EXERCISE INSTRUCTIONS: The response must contain every line below in which "chevron" appears.

--- PROVIDED RECORDS Enclosed Below ---

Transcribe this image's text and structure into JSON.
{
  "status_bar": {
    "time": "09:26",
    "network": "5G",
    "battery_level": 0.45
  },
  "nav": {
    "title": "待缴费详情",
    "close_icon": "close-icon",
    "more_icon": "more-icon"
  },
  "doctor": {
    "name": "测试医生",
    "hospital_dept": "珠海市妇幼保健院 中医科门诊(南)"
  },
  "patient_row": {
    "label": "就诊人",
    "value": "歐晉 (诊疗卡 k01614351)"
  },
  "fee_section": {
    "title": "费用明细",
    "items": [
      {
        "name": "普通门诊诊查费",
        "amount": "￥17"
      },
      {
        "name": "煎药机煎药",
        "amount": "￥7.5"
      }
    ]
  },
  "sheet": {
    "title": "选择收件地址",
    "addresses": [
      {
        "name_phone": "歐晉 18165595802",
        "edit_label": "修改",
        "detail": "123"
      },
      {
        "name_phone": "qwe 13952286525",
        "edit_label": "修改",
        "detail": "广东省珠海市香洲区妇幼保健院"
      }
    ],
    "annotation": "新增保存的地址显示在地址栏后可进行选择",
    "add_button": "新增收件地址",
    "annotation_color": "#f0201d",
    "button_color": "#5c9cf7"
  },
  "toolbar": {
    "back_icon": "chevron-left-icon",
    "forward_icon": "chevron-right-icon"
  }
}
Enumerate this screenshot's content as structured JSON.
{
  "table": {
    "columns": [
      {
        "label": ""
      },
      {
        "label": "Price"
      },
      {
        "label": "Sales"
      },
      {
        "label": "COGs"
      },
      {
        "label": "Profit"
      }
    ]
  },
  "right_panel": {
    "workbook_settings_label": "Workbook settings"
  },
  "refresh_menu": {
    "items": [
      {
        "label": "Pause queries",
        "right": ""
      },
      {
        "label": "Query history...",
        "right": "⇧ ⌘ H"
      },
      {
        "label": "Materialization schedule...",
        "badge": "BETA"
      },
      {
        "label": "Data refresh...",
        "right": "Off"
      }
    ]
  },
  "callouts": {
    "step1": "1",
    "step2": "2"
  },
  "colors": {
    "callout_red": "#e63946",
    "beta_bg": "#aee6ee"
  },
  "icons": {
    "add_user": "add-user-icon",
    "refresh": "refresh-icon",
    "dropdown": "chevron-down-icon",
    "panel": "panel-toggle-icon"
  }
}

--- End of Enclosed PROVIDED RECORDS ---

WRITTEN RESPONSE:
    "back_icon": "chevron-left-icon",
    "forward_icon": "chevron-right-icon"
    "dropdown": "chevron-down-icon",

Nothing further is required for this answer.